Data in this exercise ::
------------------------------------------------------------------------

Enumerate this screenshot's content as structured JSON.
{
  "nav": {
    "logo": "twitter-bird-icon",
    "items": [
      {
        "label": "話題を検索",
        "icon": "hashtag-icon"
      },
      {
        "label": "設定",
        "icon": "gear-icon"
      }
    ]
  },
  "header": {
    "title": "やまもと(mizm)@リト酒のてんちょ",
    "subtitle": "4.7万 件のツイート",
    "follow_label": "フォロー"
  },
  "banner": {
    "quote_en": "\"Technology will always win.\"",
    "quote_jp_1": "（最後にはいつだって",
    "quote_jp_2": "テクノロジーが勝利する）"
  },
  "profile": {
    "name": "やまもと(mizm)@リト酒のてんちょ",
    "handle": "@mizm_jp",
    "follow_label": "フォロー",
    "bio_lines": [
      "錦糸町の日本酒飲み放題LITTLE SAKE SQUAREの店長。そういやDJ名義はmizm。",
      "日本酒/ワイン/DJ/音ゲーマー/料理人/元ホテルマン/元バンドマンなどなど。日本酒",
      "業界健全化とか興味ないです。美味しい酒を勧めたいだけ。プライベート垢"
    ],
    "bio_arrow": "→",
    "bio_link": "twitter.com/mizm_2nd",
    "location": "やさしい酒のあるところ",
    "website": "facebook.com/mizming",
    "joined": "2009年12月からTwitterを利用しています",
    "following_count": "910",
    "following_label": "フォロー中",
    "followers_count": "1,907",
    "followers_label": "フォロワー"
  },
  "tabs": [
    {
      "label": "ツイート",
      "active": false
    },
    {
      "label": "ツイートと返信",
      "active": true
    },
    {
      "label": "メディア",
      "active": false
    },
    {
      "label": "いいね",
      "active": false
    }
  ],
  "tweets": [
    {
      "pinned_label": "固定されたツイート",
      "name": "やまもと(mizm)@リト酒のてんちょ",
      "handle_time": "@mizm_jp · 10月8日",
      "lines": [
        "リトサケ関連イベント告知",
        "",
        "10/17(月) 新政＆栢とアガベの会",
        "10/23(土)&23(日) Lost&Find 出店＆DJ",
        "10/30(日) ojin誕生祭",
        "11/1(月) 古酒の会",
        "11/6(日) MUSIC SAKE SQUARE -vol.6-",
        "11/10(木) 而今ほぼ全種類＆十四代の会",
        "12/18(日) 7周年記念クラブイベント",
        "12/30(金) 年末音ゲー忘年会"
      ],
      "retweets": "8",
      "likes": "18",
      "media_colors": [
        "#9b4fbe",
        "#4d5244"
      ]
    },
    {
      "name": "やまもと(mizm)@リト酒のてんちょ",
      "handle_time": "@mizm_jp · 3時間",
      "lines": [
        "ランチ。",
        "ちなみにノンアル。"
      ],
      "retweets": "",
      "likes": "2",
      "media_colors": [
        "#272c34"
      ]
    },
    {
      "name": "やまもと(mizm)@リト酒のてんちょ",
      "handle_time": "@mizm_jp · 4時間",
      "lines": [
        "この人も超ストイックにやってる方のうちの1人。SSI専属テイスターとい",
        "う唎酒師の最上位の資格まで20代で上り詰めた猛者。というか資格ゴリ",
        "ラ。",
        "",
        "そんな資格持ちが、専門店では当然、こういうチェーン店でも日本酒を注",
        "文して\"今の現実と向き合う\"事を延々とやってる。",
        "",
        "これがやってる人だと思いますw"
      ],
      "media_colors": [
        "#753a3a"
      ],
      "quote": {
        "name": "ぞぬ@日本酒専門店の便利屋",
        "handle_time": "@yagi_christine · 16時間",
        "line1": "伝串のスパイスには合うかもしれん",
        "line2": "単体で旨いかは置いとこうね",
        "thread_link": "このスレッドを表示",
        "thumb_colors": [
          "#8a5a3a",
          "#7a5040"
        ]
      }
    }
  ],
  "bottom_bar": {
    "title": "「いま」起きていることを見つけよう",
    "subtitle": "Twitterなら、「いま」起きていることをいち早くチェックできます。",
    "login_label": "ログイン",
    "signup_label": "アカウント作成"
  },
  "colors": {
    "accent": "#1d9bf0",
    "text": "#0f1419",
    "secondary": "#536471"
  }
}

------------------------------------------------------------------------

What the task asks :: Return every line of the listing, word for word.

Exercise solution ::
Enumerate this screenshot's content as structured JSON.
{
  "nav": {
    "logo": "twitter-bird-icon",
    "items": [
      {
        "label": "話題を検索",
        "icon": "hashtag-icon"
      },
      {
        "label": "設定",
        "icon": "gear-icon"
      }
    ]
  },
  "header": {
    "title": "やまもと(mizm)@リト酒のてんちょ",
    "subtitle": "4.7万 件のツイート",
    "follow_label": "フォロー"
  },
  "banner": {
    "quote_en": "\"Technology will always win.\"",
    "quote_jp_1": "（最後にはいつだって",
    "quote_jp_2": "テクノロジーが勝利する）"
  },
  "profile": {
    "name": "やまもと(mizm)@リト酒のてんちょ",
    "handle": "@mizm_jp",
    "follow_label": "フォロー",
    "bio_lines": [
      "錦糸町の日本酒飲み放題LITTLE SAKE SQUAREの店長。そういやDJ名義はmizm。",
      "日本酒/ワイン/DJ/音ゲーマー/料理人/元ホテルマン/元バンドマンなどなど。日本酒",
      "業界健全化とか興味ないです。美味しい酒を勧めたいだけ。プライベート垢"
    ],
    "bio_arrow": "→",
    "bio_link": "twitter.com/mizm_2nd",
    "location": "やさしい酒のあるところ",
    "website": "facebook.com/mizming",
    "joined": "2009年12月からTwitterを利用しています",
    "following_count": "910",
    "following_label": "フォロー中",
    "followers_count": "1,907",
    "followers_label": "フォロワー"
  },
  "tabs": [
    {
      "label": "ツイート",
      "active": false
    },
    {
      "label": "ツイートと返信",
      "active": true
    },
    {
      "label": "メディア",
      "active": false
    },
    {
      "label": "いいね",
      "active": false
    }
  ],
  "tweets": [
    {
      "pinned_label": "固定されたツイート",
      "name": "やまもと(mizm)@リト酒のてんちょ",
      "handle_time": "@mizm_jp · 10月8日",
      "lines": [
        "リトサケ関連イベント告知",
        "",
        "10/17(月) 新政＆栢とアガベの会",
        "10/23(土)&23(日) Lost&Find 出店＆DJ",
        "10/30(日) ojin誕生祭",
        "11/1(月) 古酒の会",
        "11/6(日) MUSIC SAKE SQUARE -vol.6-",
        "11/10(木) 而今ほぼ全種類＆十四代の会",
        "12/18(日) 7周年記念クラブイベント",
        "12/30(金) 年末音ゲー忘年会"
      ],
      "retweets": "8",
      "likes": "18",
      "media_colors": [
        "#9b4fbe",
        "#4d5244"
      ]
    },
    {
      "name": "やまもと(mizm)@リト酒のてんちょ",
      "handle_time": "@mizm_jp · 3時間",
      "lines": [
        "ランチ。",
        "ちなみにノンアル。"
      ],
      "retweets": "",
      "likes": "2",
      "media_colors": [
        "#272c34"
      ]
    },
    {
      "name": "やまもと(mizm)@リト酒のてんちょ",
      "handle_time": "@mizm_jp · 4時間",
      "lines": [
        "この人も超ストイックにやってる方のうちの1人。SSI専属テイスターとい",
        "う唎酒師の最上位の資格まで20代で上り詰めた猛者。というか資格ゴリ",
        "ラ。",
        "",
        "そんな資格持ちが、専門店では当然、こういうチェーン店でも日本酒を注",
        "文して\"今の現実と向き合う\"事を延々とやってる。",
        "",
        "これがやってる人だと思いますw"
      ],
      "media_colors": [
        "#753a3a"
      ],
      "quote": {
        "name": "ぞぬ@日本酒専門店の便利屋",
        "handle_time": "@yagi_christine · 16時間",
        "line1": "伝串のスパイスには合うかもしれん",
        "line2": "単体で旨いかは置いとこうね",
        "thread_link": "このスレッドを表示",
        "thumb_colors": [
          "#8a5a3a",
          "#7a5040"
        ]
      }
    }
  ],
  "bottom_bar": {
    "title": "「いま」起きていることを見つけよう",
    "subtitle": "Twitterなら、「いま」起きていることをいち早くチェックできます。",
    "login_label": "ログイン",
    "signup_label": "アカウント作成"
  },
  "colors": {
    "accent": "#1d9bf0",
    "text": "#0f1419",
    "secondary": "#536471"
  }
}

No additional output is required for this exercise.